Db2 supports the
IDENTITY keyword to create autoincremental columns. Several options are available.
Defining a basic IDENTITY column
Db2 IDENTITY columns are integer columns. Their types can be:
Autoincremental values can be:
GENERATED ALWAYS AS IDENTITY: The user cannot force a value.
GENERATED BY DEFAULT AS IDENTITY: A value is only generated when the user doesn’t specify one.
CREATE TABLE user ( id INT GENERATED ALWAYS AS IDENTITY, username VARCHAR(50) NOT NULL, password VARCHAR(50) NOT NULL, PRIMARY KEY (id) )
Specifying sequence options
It is possible to specify options that affect the generated values. These are almost the same options that can be specified for a sequence:
START WITH: The first value that will be generated (default: 1).
INCREMENT BY: The increment to be added to generate the next value (default: 1).
MINVALUE: Values may cycle after reaching the maximum value. In this case, the
MINVALUEdetermines the value to be generated after reaching the maximum.
NO MINVALUEto disable.
MAXVALUE: The maximum allowed value.
NO MAXVALUEto disable.
NO CYCLE: Whether the values may cycle or not when
CACHE: How many next values should be kept into the cache to speed up insertions. To disable, specify
NO CACHE. Default:
- NOTE: If insertions can be made concurrently, using a cache may cause values to be created in a non-chronological order.
NO ORDER: Whether values should be generated in order. Default:
The spaces after
NO are optional. You can specify
CREATE TABLE user ( id INT GENERATED ALWAYS AS IDENTITY ( START WITH 10000 MAXVALUE 99999 NO CYCLE ), username VARCHAR(50) NOT NULL, password VARCHAR(50) NOT NULL, PRIMARY KEY (id) )
Ascending IDENTITY columns
It is possible to specify a negative
INCREMENT. In this case the first generated value will is defined by
START WITH or
MAXVALUE. If a
MINVALUE is specified, no lower values can be generated. If the values may cycle, the next generated value is determined by
id INT GENERATED ALWAYS AS IDENTITY ( START WITH 50 INCREMENT -2 MAXVALUE 100 MINVALUE 1 CYCLE ),
In this case, the first generated value is 50. The next is 48, then 46, etc. The lowest allowed value is
1, but in practice the lowest possible value is
2. The next generated value will be
Holes in IDENTITY columns
It is entirely possible to have missing numbers, or “holes”, in a
IDENTITY column. This most likely happens because some transactions failed, or were explicitly rolled back.
IDENTITY column close to its MAXVALUE: what to do
columns are normally used as primary keys. If a

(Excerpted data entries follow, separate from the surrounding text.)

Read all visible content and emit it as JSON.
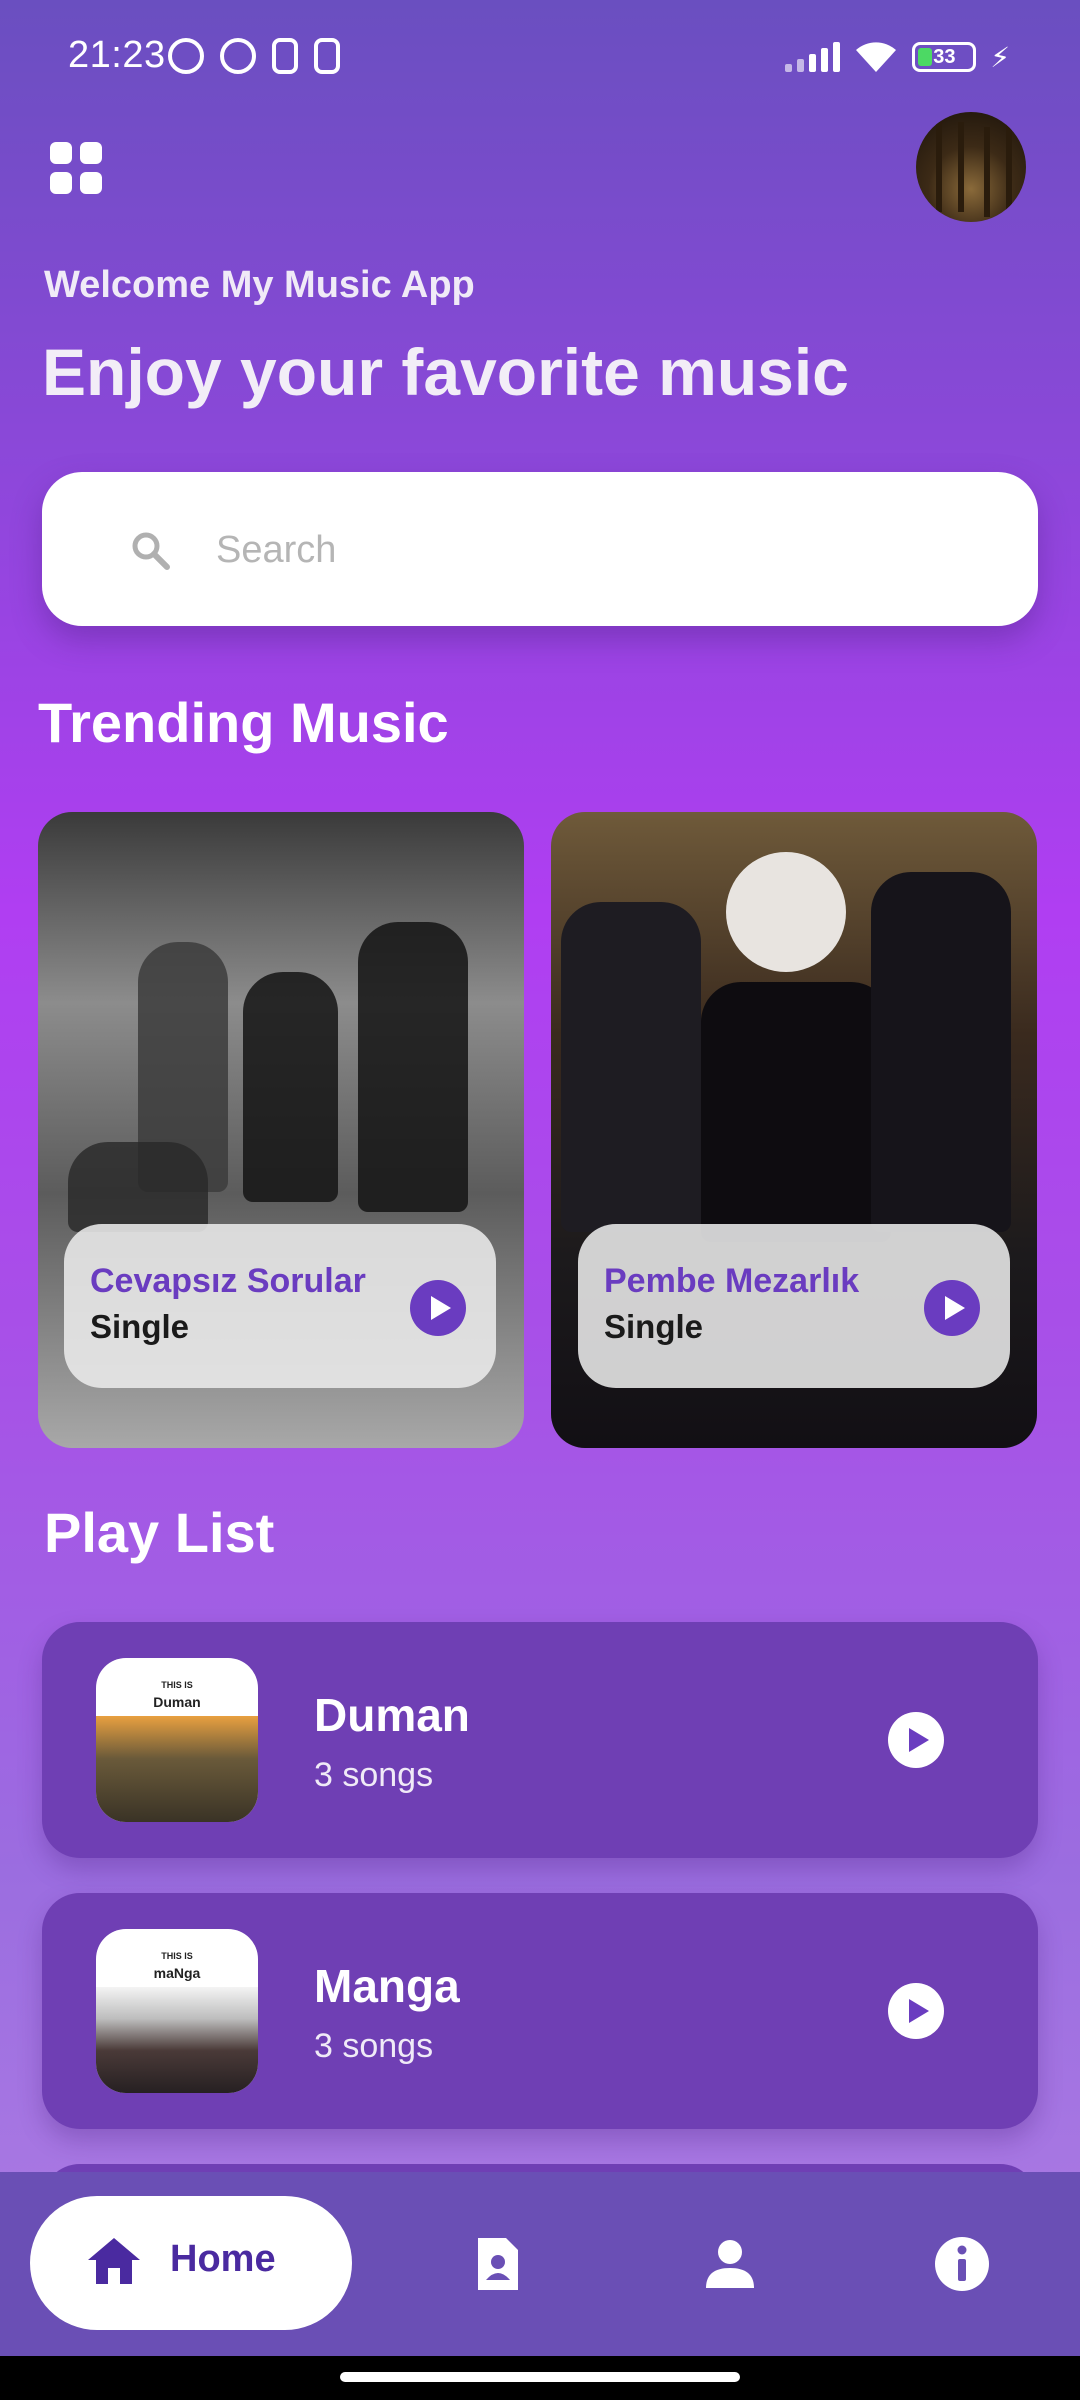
{
  "status_bar": {
    "time": "21:23",
    "battery": "33"
  },
  "header": {
    "welcome": "Welcome My Music App",
    "headline": "Enjoy your favorite music"
  },
  "search": {
    "placeholder": "Search",
    "value": ""
  },
  "trending": {
    "title": "Trending Music",
    "cards": [
      {
        "title": "Cevapsız Sorular",
        "subtitle": "Single"
      },
      {
        "title": "Pembe Mezarlık",
        "subtitle": "Single"
      }
    ]
  },
  "playlist": {
    "title": "Play List",
    "items": [
      {
        "name": "Duman",
        "count": "3 songs",
        "cover_caption_top": "THIS IS",
        "cover_caption": "Duman"
      },
      {
        "name": "Manga",
        "count": "3 songs",
        "cover_caption_top": "THIS IS",
        "cover_caption": "maNga"
      }
    ]
  },
  "nav": {
    "home_label": "Home"
  },
  "colors": {
    "accent": "#6a3cc0",
    "nav_bg": "#6a4fb5",
    "playlist_bg": "#6f3fb4"
  }
}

column is close to its limit, we need to think how to generate new values.
However, because of the nature of
columns (they are sequences associated to a column), it is not possible to tell them to generate new values to fill the holes when needed.
IDENTITY column has the
CYCLE property, we can periodically delete the oldest values, so that they will be re-generated when needed.
If we cannot delete oldest values, we can change the data type of the
column. It’s very uncommon to need more values than those allowed by a
BIGINT is not big enough, we can use two
columns and build the primary key on both the columns:
id1 INT GENERATED ALWAYS AS IDENTITY, id2 INT GENERATED ALWAYS AS IDENTITY, PRIMARY KEY (id1, id2)
If the table is periodically completely emptied, we should use
TRUNCATE TABLE to empty it. In this way the table will be dropped and recreated from scratch, so its
columns will be reset.